ACTIVITY: The whole listing, exactly as given: write it out, leaving out each image.

INFORMATION SHOWN:
────────
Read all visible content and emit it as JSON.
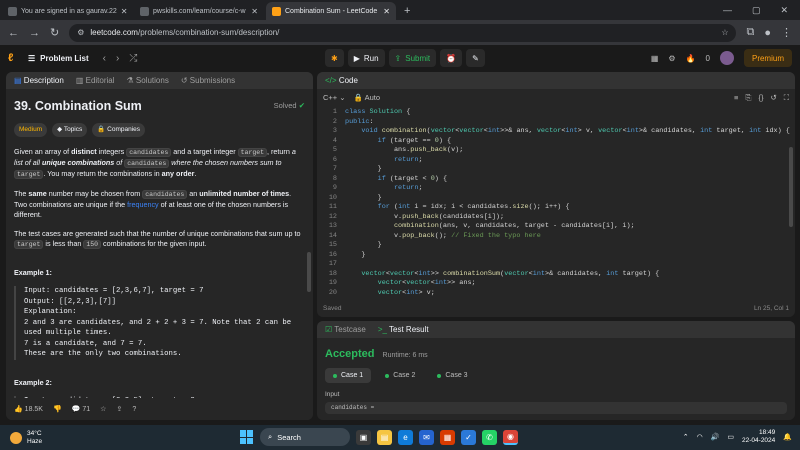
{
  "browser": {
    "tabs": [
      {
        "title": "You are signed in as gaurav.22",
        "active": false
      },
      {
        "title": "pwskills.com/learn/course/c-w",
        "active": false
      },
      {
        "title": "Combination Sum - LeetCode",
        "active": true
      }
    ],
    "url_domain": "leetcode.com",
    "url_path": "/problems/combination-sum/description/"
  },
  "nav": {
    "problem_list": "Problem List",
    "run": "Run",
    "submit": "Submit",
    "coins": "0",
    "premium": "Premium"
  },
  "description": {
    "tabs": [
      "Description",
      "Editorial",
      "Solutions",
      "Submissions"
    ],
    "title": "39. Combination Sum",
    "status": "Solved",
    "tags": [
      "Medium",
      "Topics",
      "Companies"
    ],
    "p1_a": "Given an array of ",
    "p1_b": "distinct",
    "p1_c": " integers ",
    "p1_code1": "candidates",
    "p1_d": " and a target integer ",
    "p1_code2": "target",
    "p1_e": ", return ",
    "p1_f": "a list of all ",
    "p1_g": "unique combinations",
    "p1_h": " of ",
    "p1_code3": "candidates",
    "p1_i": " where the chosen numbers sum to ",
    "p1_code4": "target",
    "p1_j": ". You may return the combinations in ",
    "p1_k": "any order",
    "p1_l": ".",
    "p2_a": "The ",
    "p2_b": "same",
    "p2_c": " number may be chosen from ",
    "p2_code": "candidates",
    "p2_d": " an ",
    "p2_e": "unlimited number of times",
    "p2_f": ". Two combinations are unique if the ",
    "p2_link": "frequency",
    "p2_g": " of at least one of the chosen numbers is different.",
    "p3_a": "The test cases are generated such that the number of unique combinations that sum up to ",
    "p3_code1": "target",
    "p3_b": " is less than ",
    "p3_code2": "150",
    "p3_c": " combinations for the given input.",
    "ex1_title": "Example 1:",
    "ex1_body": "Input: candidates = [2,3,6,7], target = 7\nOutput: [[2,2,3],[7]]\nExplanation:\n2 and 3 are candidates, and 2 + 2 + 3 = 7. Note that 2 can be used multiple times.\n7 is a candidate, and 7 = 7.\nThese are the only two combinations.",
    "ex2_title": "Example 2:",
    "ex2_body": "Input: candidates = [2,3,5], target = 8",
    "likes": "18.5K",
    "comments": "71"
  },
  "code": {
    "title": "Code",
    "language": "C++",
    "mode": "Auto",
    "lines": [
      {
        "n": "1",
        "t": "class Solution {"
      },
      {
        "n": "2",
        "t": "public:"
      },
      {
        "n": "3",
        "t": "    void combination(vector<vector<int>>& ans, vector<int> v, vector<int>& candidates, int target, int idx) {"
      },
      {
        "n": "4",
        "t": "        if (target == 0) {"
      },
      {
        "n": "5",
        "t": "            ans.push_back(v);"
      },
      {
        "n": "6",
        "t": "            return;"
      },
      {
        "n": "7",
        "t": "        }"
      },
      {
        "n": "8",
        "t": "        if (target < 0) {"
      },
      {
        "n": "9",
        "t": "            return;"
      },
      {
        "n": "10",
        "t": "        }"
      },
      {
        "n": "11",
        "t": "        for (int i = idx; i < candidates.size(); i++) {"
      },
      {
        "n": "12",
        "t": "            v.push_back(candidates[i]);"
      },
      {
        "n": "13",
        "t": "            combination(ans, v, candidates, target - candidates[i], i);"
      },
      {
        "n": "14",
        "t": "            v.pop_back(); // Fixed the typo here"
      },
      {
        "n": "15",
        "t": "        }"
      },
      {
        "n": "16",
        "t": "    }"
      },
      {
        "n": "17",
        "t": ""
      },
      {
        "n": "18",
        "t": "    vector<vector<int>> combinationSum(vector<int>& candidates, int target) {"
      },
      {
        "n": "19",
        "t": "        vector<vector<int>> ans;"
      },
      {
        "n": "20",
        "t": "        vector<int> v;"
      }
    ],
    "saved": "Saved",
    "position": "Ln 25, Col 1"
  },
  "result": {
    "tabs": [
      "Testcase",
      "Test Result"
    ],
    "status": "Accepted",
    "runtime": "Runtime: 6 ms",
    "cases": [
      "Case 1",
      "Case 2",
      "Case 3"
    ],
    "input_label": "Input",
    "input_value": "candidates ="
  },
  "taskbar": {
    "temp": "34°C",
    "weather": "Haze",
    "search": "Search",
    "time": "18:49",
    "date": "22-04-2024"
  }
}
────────
FINISHED TASK:
Read all visible content and emit it as JSON.
{
  "browser": {
    "tabs": [
      {
        "title": "You are signed in as gaurav.22",
        "active": false
      },
      {
        "title": "pwskills.com/learn/course/c-w",
        "active": false
      },
      {
        "title": "Combination Sum - LeetCode",
        "active": true
      }
    ],
    "url_domain": "leetcode.com",
    "url_path": "/problems/combination-sum/description/"
  },
  "nav": {
    "problem_list": "Problem List",
    "run": "Run",
    "submit": "Submit",
    "coins": "0",
    "premium": "Premium"
  },
  "description": {
    "tabs": [
      "Description",
      "Editorial",
      "Solutions",
      "Submissions"
    ],
    "title": "39. Combination Sum",
    "status": "Solved",
    "tags": [
      "Medium",
      "Topics",
      "Companies"
    ],
    "p1_a": "Given an array of ",
    "p1_b": "distinct",
    "p1_c": " integers ",
    "p1_code1": "candidates",
    "p1_d": " and a target integer ",
    "p1_code2": "target",
    "p1_e": ", return ",
    "p1_f": "a list of all ",
    "p1_g": "unique combinations",
    "p1_h": " of ",
    "p1_code3": "candidates",
    "p1_i": " where the chosen numbers sum to ",
    "p1_code4": "target",
    "p1_j": ". You may return the combinations in ",
    "p1_k": "any order",
    "p1_l": ".",
    "p2_a": "The ",
    "p2_b": "same",
    "p2_c": " number may be chosen from ",
    "p2_code": "candidates",
    "p2_d": " an ",
    "p2_e": "unlimited number of times",
    "p2_f": ". Two combinations are unique if the ",
    "p2_link": "frequency",
    "p2_g": " of at least one of the chosen numbers is different.",
    "p3_a": "The test cases are generated such that the number of unique combinations that sum up to ",
    "p3_code1": "target",
    "p3_b": " is less than ",
    "p3_code2": "150",
    "p3_c": " combinations for the given input.",
    "ex1_title": "Example 1:",
    "ex1_body": "Input: candidates = [2,3,6,7], target = 7\nOutput: [[2,2,3],[7]]\nExplanation:\n2 and 3 are candidates, and 2 + 2 + 3 = 7. Note that 2 can be used multiple times.\n7 is a candidate, and 7 = 7.\nThese are the only two combinations.",
    "ex2_title": "Example 2:",
    "ex2_body": "Input: candidates = [2,3,5], target = 8",
    "likes": "18.5K",
    "comments": "71"
  },
  "code": {
    "title": "Code",
    "language": "C++",
    "mode": "Auto",
    "lines": [
      {
        "n": "1",
        "t": "class Solution {"
      },
      {
        "n": "2",
        "t": "public:"
      },
      {
        "n": "3",
        "t": "    void combination(vector<vector<int>>& ans, vector<int> v, vector<int>& candidates, int target, int idx) {"
      },
      {
        "n": "4",
        "t": "        if (target == 0) {"
      },
      {
        "n": "5",
        "t": "            ans.push_back(v);"
      },
      {
        "n": "6",
        "t": "            return;"
      },
      {
        "n": "7",
        "t": "        }"
      },
      {
        "n": "8",
        "t": "        if (target < 0) {"
      },
      {
        "n": "9",
        "t": "            return;"
      },
      {
        "n": "10",
        "t": "        }"
      },
      {
        "n": "11",
        "t": "        for (int i = idx; i < candidates.size(); i++) {"
      },
      {
        "n": "12",
        "t": "            v.push_back(candidates[i]);"
      },
      {
        "n": "13",
        "t": "            combination(ans, v, candidates, target - candidates[i], i);"
      },
      {
        "n": "14",
        "t": "            v.pop_back(); // Fixed the typo here"
      },
      {
        "n": "15",
        "t": "        }"
      },
      {
        "n": "16",
        "t": "    }"
      },
      {
        "n": "17",
        "t": ""
      },
      {
        "n": "18",
        "t": "    vector<vector<int>> combinationSum(vector<int>& candidates, int target) {"
      },
      {
        "n": "19",
        "t": "        vector<vector<int>> ans;"
      },
      {
        "n": "20",
        "t": "        vector<int> v;"
      }
    ],
    "saved": "Saved",
    "position": "Ln 25, Col 1"
  },
  "result": {
    "tabs": [
      "Testcase",
      "Test Result"
    ],
    "status": "Accepted",
    "runtime": "Runtime: 6 ms",
    "cases": [
      "Case 1",
      "Case 2",
      "Case 3"
    ],
    "input_label": "Input",
    "input_value": "candidates ="
  },
  "taskbar": {
    "temp": "34°C",
    "weather": "Haze",
    "search": "Search",
    "time": "18:49",
    "date": "22-04-2024"
  }
}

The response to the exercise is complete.